I’m struggling with the instruction in the postgres install doc. The following is from the doc:
10. Unzip and untar the new source file. Type
$ cd /usr/src/pgsql
$ gunzip -c ~/postgresql-v6.5.3.tar.gz | tar xvf -
11. Configure the source code for your system. It is this step at which you
can specify your actual installation path for the build process (see
the --prefix option below). Type
$ cd /usr/src/pgsql/src
$ ./configure [ options ]
If I follow those instruction I get /usr/src/pgsql/postgresql-6.5.3/src. Notice the ugly extra directory added in the middle.
Did I do something wrong or did the authors make a mistake or do they just assume I’ll just accept the discrepancy.
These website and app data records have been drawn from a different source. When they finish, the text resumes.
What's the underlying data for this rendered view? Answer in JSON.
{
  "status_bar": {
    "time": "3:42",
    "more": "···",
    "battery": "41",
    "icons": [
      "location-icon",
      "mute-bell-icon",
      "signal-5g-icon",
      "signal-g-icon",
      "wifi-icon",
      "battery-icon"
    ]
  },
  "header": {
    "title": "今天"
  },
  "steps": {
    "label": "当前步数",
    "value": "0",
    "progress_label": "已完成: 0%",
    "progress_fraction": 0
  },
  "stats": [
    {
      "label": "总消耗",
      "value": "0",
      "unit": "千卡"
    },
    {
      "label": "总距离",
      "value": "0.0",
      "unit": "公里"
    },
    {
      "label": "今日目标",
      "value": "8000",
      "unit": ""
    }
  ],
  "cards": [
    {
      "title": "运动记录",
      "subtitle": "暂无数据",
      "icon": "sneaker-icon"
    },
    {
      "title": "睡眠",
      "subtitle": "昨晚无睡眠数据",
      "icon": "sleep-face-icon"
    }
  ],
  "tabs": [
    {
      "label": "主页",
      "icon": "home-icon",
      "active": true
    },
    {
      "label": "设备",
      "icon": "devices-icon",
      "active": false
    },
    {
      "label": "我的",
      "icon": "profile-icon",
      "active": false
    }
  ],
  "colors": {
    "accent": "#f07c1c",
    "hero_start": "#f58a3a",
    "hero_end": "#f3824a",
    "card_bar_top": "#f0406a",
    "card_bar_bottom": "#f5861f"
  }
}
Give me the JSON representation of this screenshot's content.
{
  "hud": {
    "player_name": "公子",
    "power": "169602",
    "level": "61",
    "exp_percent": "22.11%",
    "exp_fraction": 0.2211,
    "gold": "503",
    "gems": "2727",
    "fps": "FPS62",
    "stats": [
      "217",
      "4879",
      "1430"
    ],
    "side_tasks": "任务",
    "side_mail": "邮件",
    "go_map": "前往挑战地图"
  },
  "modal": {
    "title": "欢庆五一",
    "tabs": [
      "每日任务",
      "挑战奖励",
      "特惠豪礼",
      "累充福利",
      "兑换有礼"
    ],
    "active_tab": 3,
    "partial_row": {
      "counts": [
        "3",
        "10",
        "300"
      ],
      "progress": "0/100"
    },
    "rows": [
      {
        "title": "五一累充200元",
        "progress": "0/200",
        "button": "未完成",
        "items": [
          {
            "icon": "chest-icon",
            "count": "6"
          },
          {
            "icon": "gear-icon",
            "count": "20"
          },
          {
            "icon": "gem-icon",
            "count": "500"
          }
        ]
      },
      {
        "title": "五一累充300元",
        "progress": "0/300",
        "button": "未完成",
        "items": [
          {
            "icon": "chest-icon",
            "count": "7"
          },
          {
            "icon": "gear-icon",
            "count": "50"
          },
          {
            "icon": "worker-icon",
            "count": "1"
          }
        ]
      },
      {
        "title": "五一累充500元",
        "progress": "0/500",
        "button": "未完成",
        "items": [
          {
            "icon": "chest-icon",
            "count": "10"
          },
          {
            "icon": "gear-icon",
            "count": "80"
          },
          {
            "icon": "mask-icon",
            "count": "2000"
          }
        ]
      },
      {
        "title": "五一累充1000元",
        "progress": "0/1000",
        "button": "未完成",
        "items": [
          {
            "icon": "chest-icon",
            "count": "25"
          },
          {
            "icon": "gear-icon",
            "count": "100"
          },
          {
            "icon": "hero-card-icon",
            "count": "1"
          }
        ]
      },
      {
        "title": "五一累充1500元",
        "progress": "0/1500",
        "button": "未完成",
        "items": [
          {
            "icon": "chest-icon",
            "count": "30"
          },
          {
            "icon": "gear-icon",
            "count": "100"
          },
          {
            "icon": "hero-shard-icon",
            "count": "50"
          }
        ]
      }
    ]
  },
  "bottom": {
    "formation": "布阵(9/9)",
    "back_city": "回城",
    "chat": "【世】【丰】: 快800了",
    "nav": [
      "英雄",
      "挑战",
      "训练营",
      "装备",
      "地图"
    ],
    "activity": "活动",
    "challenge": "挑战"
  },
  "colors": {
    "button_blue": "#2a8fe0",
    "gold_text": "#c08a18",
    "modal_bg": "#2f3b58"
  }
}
I followed the directions and it works. It’s just that I get worried if things don’t go as it looks like they should.
Also why do they always use:
gunzip -c ~/postgresql-v6.5.3.tar.gz | tar xvf -
Is not tar –xvzf postgresql-v6.5.3.tar.gz the same thing and neater looking?
I’m trying to put together some directions for some people in my company that are new to linux so I would prefer to make the directions as easy to follow as possible?
I'd like to suggest a change or two. As soon as the postgres user has been created, edit postgres' shell init file for the Postgres specific env vars and "chown -R postgres:postgres postgres-6.5.3. Also
Veeam® is happy to provide the Microsoft community with a study guide prepared by MVP and MCT, Orin Thomas. This guide will take you through each of the exam objectives, helping you to prepare for and pass the examination.
This article will explain how to establish a SSH connection to Ubuntu through the firewall and using a different port other then 22. I have set up a Ubuntu virtual machine in Virtualbox and I am running a Windows 7 workstation.
From the Ubuntu vi…
You ever wonder how to backup Linux system files just like Windows System Restore? Well you can use Timeshift in Linux to perform those similar action. This tutorial will show you how to backup your system files and keep regular intervals.
Learn how to find files with the shell using the find and locate commands.
Use locate to find a needle in a haystack.: With locate, check if the file still exists.: Use find to get the actual location of the file.: